WHAT YOU NEED TO DO :: Scan the listing below for the word "Hannahdouken" and state how many lines hold it. Write nothing but the number.

DATA TO USE ::
□ □ □

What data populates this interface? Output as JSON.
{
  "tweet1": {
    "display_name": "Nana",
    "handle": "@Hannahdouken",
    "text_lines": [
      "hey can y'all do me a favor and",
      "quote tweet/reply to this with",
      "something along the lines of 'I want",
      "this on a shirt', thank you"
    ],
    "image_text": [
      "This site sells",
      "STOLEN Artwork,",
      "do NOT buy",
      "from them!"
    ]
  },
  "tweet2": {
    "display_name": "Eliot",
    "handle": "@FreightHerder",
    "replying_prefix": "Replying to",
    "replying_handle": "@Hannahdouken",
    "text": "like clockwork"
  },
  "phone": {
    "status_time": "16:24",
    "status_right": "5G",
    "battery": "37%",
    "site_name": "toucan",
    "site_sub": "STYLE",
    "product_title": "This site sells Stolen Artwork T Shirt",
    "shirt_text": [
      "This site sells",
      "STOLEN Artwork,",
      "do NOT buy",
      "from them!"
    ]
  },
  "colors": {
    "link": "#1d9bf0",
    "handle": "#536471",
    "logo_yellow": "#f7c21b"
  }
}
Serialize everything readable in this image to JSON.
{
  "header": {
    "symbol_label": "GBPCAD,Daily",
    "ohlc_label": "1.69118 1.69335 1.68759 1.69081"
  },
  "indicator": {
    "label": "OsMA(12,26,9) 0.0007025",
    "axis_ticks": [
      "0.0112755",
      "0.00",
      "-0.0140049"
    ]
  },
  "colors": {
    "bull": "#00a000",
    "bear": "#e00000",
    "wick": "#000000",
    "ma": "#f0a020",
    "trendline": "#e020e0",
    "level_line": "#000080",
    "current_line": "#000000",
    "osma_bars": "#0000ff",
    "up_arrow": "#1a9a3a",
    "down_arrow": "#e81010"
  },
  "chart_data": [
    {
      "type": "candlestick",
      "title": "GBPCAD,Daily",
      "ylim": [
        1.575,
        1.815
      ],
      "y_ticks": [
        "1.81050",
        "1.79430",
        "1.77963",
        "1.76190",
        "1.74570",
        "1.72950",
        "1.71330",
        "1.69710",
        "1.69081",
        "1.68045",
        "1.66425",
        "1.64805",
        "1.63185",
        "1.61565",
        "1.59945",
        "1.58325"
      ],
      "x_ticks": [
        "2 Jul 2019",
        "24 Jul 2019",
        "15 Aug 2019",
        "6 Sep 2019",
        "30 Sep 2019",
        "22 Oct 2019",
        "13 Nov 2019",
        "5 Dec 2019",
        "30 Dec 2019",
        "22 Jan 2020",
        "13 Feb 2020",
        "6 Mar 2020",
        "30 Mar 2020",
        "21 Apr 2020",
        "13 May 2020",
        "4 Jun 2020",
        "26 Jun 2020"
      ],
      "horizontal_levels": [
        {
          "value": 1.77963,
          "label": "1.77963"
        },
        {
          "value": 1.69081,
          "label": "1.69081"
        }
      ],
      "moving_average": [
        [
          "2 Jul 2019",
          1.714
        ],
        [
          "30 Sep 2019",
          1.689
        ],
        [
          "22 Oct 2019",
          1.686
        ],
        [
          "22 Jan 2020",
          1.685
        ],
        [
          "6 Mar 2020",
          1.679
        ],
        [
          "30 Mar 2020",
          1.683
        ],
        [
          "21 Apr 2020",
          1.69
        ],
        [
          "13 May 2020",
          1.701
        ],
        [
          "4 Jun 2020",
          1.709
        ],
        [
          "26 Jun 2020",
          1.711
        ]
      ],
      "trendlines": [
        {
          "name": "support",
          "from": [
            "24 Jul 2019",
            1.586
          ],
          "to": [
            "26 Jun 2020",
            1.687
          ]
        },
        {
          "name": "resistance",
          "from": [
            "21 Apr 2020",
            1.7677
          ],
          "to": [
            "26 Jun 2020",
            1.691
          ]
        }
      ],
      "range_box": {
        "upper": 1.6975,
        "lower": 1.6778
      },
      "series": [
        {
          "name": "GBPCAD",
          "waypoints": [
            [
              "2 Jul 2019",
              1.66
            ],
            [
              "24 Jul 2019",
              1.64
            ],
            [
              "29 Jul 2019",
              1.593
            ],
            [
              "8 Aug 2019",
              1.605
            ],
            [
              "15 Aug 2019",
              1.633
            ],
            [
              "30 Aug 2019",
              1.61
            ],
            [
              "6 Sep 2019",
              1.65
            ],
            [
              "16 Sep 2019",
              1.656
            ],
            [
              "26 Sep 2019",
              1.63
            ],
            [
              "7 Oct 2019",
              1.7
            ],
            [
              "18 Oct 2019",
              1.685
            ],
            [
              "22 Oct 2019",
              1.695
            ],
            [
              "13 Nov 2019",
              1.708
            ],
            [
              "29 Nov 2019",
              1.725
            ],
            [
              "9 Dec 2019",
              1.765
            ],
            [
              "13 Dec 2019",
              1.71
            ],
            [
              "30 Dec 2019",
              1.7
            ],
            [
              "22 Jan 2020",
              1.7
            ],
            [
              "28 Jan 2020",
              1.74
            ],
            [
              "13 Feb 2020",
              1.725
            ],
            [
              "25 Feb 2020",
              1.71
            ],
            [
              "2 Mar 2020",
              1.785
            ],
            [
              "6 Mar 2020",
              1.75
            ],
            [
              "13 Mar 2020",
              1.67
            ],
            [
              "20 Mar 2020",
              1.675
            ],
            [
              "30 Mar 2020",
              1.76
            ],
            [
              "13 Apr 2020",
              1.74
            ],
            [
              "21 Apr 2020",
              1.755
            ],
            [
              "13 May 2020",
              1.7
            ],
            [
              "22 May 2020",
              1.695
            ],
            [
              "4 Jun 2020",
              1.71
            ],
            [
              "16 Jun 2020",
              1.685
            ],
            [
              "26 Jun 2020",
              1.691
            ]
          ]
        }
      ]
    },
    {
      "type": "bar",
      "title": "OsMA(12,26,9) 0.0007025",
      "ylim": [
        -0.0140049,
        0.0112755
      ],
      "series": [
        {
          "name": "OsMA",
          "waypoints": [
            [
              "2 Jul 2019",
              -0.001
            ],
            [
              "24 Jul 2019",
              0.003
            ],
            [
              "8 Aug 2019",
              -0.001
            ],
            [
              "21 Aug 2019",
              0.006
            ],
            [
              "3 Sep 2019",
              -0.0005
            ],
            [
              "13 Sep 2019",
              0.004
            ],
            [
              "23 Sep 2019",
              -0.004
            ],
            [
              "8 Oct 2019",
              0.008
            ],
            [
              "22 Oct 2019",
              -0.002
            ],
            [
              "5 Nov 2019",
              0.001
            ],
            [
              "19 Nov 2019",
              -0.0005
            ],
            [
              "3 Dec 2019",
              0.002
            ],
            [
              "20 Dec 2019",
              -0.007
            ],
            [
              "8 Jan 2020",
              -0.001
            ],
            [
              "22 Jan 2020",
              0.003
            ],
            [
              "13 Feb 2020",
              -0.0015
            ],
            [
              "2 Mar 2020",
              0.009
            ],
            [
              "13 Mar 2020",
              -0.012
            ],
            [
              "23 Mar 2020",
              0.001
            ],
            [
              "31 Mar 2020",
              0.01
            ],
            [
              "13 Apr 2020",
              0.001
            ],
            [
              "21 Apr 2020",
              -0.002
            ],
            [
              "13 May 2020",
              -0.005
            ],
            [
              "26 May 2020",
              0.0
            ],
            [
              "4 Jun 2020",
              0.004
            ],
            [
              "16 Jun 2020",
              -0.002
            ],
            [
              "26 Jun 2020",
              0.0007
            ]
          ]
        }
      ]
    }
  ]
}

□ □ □

OUTPUT FOR THIS TASK :: 2